My name is Maria Jose Quezada — but I go by Joe. I was born and raised in Mexico City. I moved to the US for college around three years ago, and I can say it has been a great experience so far.
Leaving my home country to attend ASU was a hard decision. However, being a the largest public university in the US has given me a lot of opportunities to grow as a student, engineering, and professional. After being accepted into Barrett and reading about the different ways to customize my experience through the Fulton schools, ASU was the place I wanted to be at. I am a rising senior studying Biomedical Engineering. Engineering was an easy choice for me, since both of my parents are engineers and I always enjoyed math and solving problems. One of my main motivations is helping people and working in the medical area. Biomedical Engineering was the perfect combination to fulfill my passions and my motivations.
I became a Grand Challenge Scholar my sophomore year. As a freshman I did not know about the program. Nonetheless, I had already fulfilled some requirements like studying abroad. The Grand Challenge Scholar Program was an excellent way to put all my work into one place. Volunteering and doing outreach through the Society of Hispanic Professional Engineers, doing research in neurorehabilitation area, having a global, interdisciplinary and entrepreneurship mind set have all come together in this program.

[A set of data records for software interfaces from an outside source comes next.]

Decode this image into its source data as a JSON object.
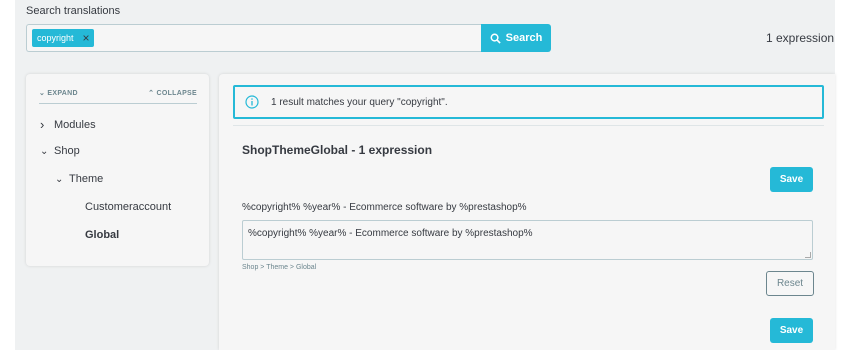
{
  "search": {
    "label": "Search translations",
    "tag": "copyright",
    "tag_remove": "×",
    "button_label": "Search",
    "results_count": "1 expression"
  },
  "tree": {
    "expand_label": "EXPAND",
    "collapse_label": "COLLAPSE",
    "nodes": [
      {
        "label": "Modules",
        "chevron": "›"
      },
      {
        "label": "Shop",
        "chevron": "⌄"
      },
      {
        "label": "Theme",
        "chevron": "⌄"
      },
      {
        "label": "Customeraccount"
      },
      {
        "label": "Global"
      }
    ]
  },
  "main": {
    "alert_text": "1 result matches your query \"copyright\".",
    "domain_title": "ShopThemeGlobal - 1 expression",
    "save_label": "Save",
    "source_text": "%copyright% %year% - Ecommerce software by %prestashop%",
    "translation_value": "%copyright% %year% - Ecommerce software by %prestashop%",
    "breadcrumb": "Shop > Theme > Global",
    "reset_label": "Reset"
  },
  "colors": {
    "accent": "#25b9d7",
    "text": "#363a41",
    "muted": "#6c868e",
    "background": "#eff1f2"
  }
}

As a biomedical engineer, the Grand Challenge I am most interested in is reverse engineering the brain. I have been working in understanding the ways brain signals muscles to control upper arm movements, specifically finger movements. The objective of my research is to stimulate the brain stem through the startle reflex — an involuntary movement, for rehabilitation for stroke survivors. This research has motivated me to pursue a dual PhD program that combines Physical Therapy and Biomedical Engineering. In the future, I want to create technology and therapy methods to better the quality of life of older people and people with disabilities.